The Department of Defense's (DOD) intelligence, surveillance, and reconnaissance (ISR) capabilities-such as satellites and unmanned aircraft systems-are crucial to military operations, and demand for ISR capabilities has increased. For example, DOD plans to invest $28 billion over the next 7 years in 20 airborne ISR systems alone. Congress directed DOD to fully integrate its ISR capabilities, also known as the ISR enterprise, as it works to meet current and future ISR needs. GAO was asked to (1) describe the challenges, if any, that DOD faces in integrating its ISR enterprise, (2) assess DOD's management approach for improving integration of its future ISR investments, and (3) evaluate the extent to which DOD has implemented key activities to ensure proposed new ISR capabilities fill gaps, are not duplicative, and use a joint approach to meeting warfighters' needs. GAO assessed DOD's integration initiatives and 19 proposals for new ISR capabilities. We supplemented this analysis with discussions with DOD officials.
Recommendations for Executive Action
|Department of Defense||1. The Secretary of Defense should direct the Under Secretary of Defense for Intelligence to develop a vision of a future ISR architecture that addresses a longer period of time than the 5-year ISR budget and is based on an independent analysis of expected future requirements and strategic goals. This architecture should be sufficiently detailed to inform a comprehensive assessment and prioritization of capability gaps and overlaps, to allow decision makers to evaluate tradeoffs between competing needs, and to assess progress in addressing capability gaps and overlaps in order to achieve ISR strategic goals.|
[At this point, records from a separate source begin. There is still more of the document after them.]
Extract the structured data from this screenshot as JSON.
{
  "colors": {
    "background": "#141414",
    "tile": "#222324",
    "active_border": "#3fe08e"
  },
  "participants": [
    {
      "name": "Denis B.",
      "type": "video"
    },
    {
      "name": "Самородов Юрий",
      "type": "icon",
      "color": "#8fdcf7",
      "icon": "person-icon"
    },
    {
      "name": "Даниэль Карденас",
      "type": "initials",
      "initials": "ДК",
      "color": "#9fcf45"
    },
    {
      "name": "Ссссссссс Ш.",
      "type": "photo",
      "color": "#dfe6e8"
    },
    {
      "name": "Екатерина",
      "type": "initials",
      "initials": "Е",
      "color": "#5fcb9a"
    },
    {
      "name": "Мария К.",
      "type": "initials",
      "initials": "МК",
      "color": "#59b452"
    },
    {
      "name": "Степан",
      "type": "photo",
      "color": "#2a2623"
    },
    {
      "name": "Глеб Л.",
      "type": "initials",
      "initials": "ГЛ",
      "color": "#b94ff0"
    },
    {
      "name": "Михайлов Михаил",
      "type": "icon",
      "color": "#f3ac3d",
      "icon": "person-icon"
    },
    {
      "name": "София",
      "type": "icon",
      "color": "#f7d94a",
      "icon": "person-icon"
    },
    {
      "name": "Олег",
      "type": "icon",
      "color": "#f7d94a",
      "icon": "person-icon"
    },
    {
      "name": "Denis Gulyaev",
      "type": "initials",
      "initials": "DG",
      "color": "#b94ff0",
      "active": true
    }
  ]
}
|Department of Defense||2. The Secretary of Defense should direct the Chairman of the Joint Chiefs of Staff and the Under Secretary of Defense for Intelligence to collaborate, with one of these organizations assigned as the lead, in developing a comprehensive source of information, which augments the ISR Integration Roadmap, on all existing and developmental ISR capabilities throughout the ISR enterprise for sponsors to use in conducting capabilities-based assessments and for the Battlespace Awareness Functional Capabilities Board to use in evaluating them.|
|Department of Defense||3. The Secretary of Defense should direct the Chairman of the Joint Chiefs of Staff to develop a supervisory review or other monitoring mechanism to ensure that (1) the Battlespace Awareness Functional Capabilities Board and the sponsors engage in early coordination to facilitate sponsors' consideration of existing and developmental ISR capabilities in developing their capabilities-based assessments, (2) capabilities-based assessments are completed, and (3) the Battlespace Awareness Functional Capabilities Board uses systematic procedures for reviewing the assessments.|
|Department of Defense||4. The Secretary of Defense should direct the Chairman of the Joint Chiefs of Staff to (1) review the Battlespace Awareness Functional Capabilities Board's staffing levels and expertise and workload to engage in early coordination with sponsors and review capabilities-based assessments, and (2) if shortfalls are identified, develop a plan that addresses any identified shortfalls of personnel, resources, or training, assigns responsibility for actions, and establishes time frames for implementing the plan.|